      • 3 Years Ago
      Does anyone else think the folks at Top Gear are now gonna try to beat this on the next season?

      How long until their spotted in Finland?
      • 3 Years Ago
      NO....MY PENIS IS BIGGER
      • 3 Years Ago
      Who can stop in the the shortest distance from 200mph would be more impressive(regarding tire performance).
        • 3 Years Ago
        Wow, don't know much about cars, do you?

        F1 cars rarely ever reach their 226mph top speed. Along with IndyCars, they don't slam on the brakes like it was a braking distance test. Even when they encounter a wreck, they usually let the transmission slow them down before they hit the brakes.
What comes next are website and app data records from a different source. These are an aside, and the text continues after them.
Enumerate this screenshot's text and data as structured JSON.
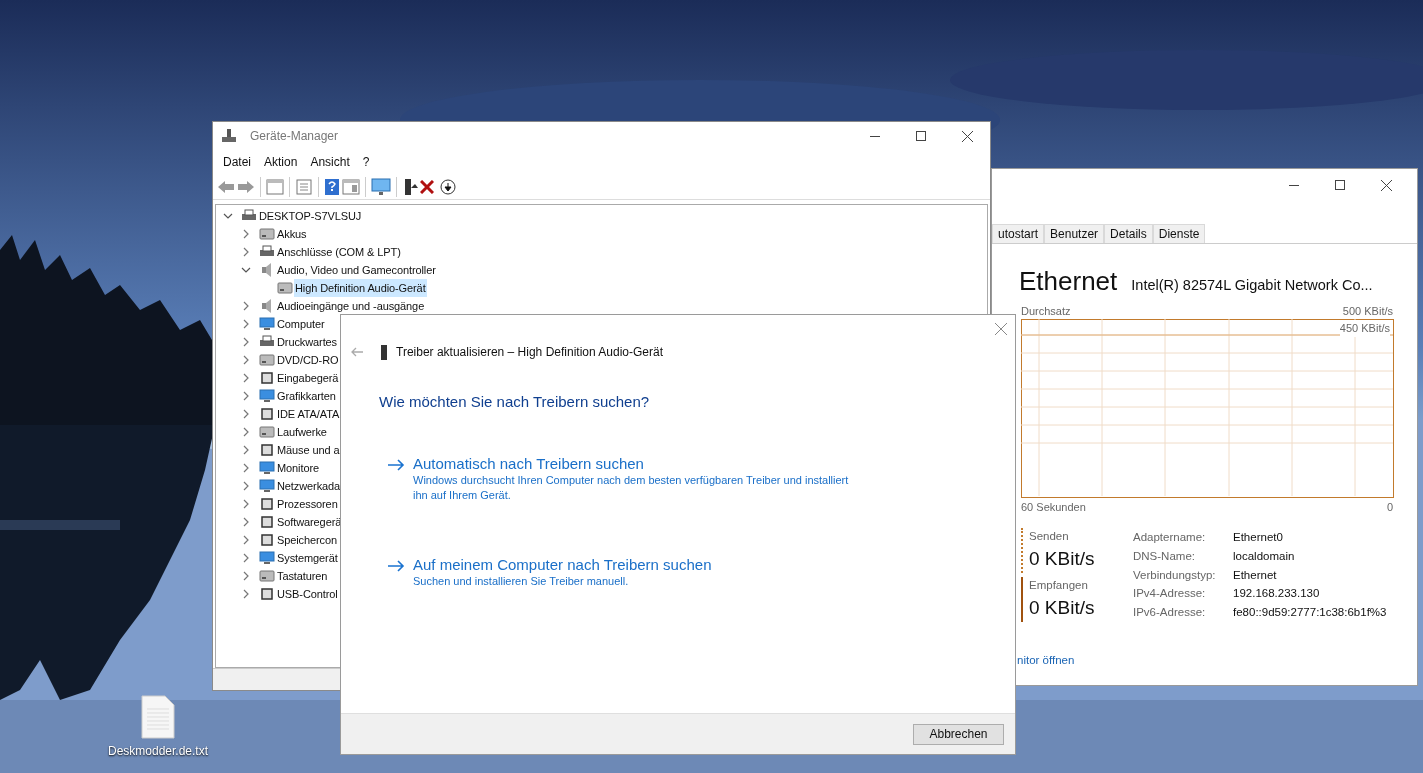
{
  "desktop": {
    "icons": [
      {
        "label": "Deskmodder.de.txt"
      }
    ]
  },
  "device_manager": {
    "title": "Geräte-Manager",
    "menu": [
      "Datei",
      "Aktion",
      "Ansicht",
      "?"
    ],
    "tree": [
      {
        "label": "DESKTOP-S7VLSUJ",
        "expanded": true,
        "selected": false,
        "children": [
          {
            "label": "Akkus",
            "expanded": false,
            "selected": false
          },
          {
            "label": "Anschlüsse (COM & LPT)",
            "expanded": false,
            "selected": false
          },
          {
            "label": "Audio, Video und Gamecontroller",
            "expanded": true,
            "selected": false,
            "children": [
              {
                "label": "High Definition Audio-Gerät",
                "selected": true
              }
            ]
          },
          {
            "label": "Audioeingänge und -ausgänge",
            "expanded": false,
            "selected": false
          },
          {
            "label": "Computer",
            "expanded": false,
            "selected": false
          },
          {
            "label": "Druckwartes",
            "expanded": false,
            "selected": false
          },
          {
            "label": "DVD/CD-RO",
            "expanded": false,
            "selected": false
          },
          {
            "label": "Eingabegerä",
            "expanded": false,
            "selected": false
          },
          {
            "label": "Grafikkarten",
            "expanded": false,
            "selected": false
          },
          {
            "label": "IDE ATA/ATA",
            "expanded": false,
            "selected": false
          },
          {
            "label": "Laufwerke",
            "expanded": false,
            "selected": false
          },
          {
            "label": "Mäuse und a",
            "expanded": false,
            "selected": false
          },
          {
            "label": "Monitore",
            "expanded": false,
            "selected": false
          },
          {
            "label": "Netzwerkada",
            "expanded": false,
            "selected": false
          },
          {
            "label": "Prozessoren",
            "expanded": false,
            "selected": false
          },
          {
            "label": "Softwaregerä",
            "expanded": false,
            "selected": false
          },
          {
            "label": "Speichercon",
            "expanded": false,
            "selected": false
          },
          {
            "label": "Systemgerät",
            "expanded": false,
            "selected": false
          },
          {
            "label": "Tastaturen",
            "expanded": false,
            "selected": false
          },
          {
            "label": "USB-Control",
            "expanded": false,
            "selected": false
          }
        ]
      }
    ]
  },
  "task_manager": {
    "tabs": [
      {
        "label": "utostart",
        "selected": false
      },
      {
        "label": "Benutzer",
        "selected": false
      },
      {
        "label": "Details",
        "selected": false
      },
      {
        "label": "Dienste",
        "selected": false
      }
    ],
    "heading": "Ethernet",
    "adapter": "Intel(R) 82574L Gigabit Network Co...",
    "graph": {
      "title": "Durchsatz",
      "max_label": "500 KBit/s",
      "scale_label": "450 KBit/s",
      "time_label": "60 Sekunden",
      "end_label": "0"
    },
    "send": {
      "label": "Senden",
      "value": "0 KBit/s"
    },
    "receive": {
      "label": "Empfangen",
      "value": "0 KBit/s"
    },
    "properties": [
      {
        "name": "Adaptername:",
        "value": "Ethernet0"
      },
      {
        "name": "DNS-Name:",
        "value": "localdomain"
      },
      {
        "name": "Verbindungstyp:",
        "value": "Ethernet"
      },
      {
        "name": "IPv4-Adresse:",
        "value": "192.168.233.130"
      },
      {
        "name": "IPv6-Adresse:",
        "value": "fe80::9d59:2777:1c38:6b1f%3"
      }
    ],
    "link": "nitor öffnen"
  },
  "dialog": {
    "title": "Treiber aktualisieren – High Definition Audio-Gerät",
    "question": "Wie möchten Sie nach Treibern suchen?",
    "options": [
      {
        "title": "Automatisch nach Treibern suchen",
        "description": "Windows durchsucht Ihren Computer nach dem besten verfügbaren Treiber und installiert ihn auf Ihrem Gerät."
      },
      {
        "title": "Auf meinem Computer nach Treibern suchen",
        "description": "Suchen und installieren Sie Treiber manuell."
      }
    ],
    "cancel": "Abbrechen"
  }
}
        Fighter jets don't use their brakes at high speeds. The brakes are only used to stop the jet from moving at a slow speed. They have reverse thrusters, chutes, and air brakes to do that for them.
        • 3 Years Ago
        Umm the whole idea is stupid. Get it. Rotors exploding. What about F1,IndyCars that do this all day long? Fighter jets also operate in Arctic conditions using brakes,drag or drogue chutes and thrust reversers.The idea behind the drag chute is to provide some stability and help to slow it down. My point was this record serves no practical purposes except for advertising.
        • 3 Years Ago
        Stopping on the ice is a lot different than stopping on pavement. That's why you see chutes on the back of this and the Bentley.

        Also, cars doing 200mph on pavement will do the samething cars doing 200mph on ice while stopping. The chute will slow them down to a manageable speed then slowly apply the brakes in order not to make the rotors explode.

        It'd be incredibly stupid to do a typical braking distance test at over 200mph. Things tend to break at those speeds, plus the car can and will most likely lose control.
        • 3 Years Ago
        F1 cars decelerate at 5-5.5g on the faster circuits with aerodynamic forces along with massive,glowing carbon/carbon rotors. Heres a good video animation from Brembo showing one of tracks and the massive amount of forces required.
        (http://www.youtube.com/watch?v=M5BigWpKCJ8&feature=related)They dont use the transmission for braking(compression braking). As far as jets go you repeated what I said in my previous post.
      • 3 Years Ago
      Like these companies dont have anything better to do?
      • 3 Years Ago
      yet again not a single fuk was given today
      • 3 Years Ago
      The specs of the car are here: http://www.iltalehti.fi/autot/2011030813323589_au.shtml

      Says "Audi A6 RS" (which translates to RS6, surely) with an 800-horsepower twin turbo V10 and aerodynamics mods.
    • Load More Comments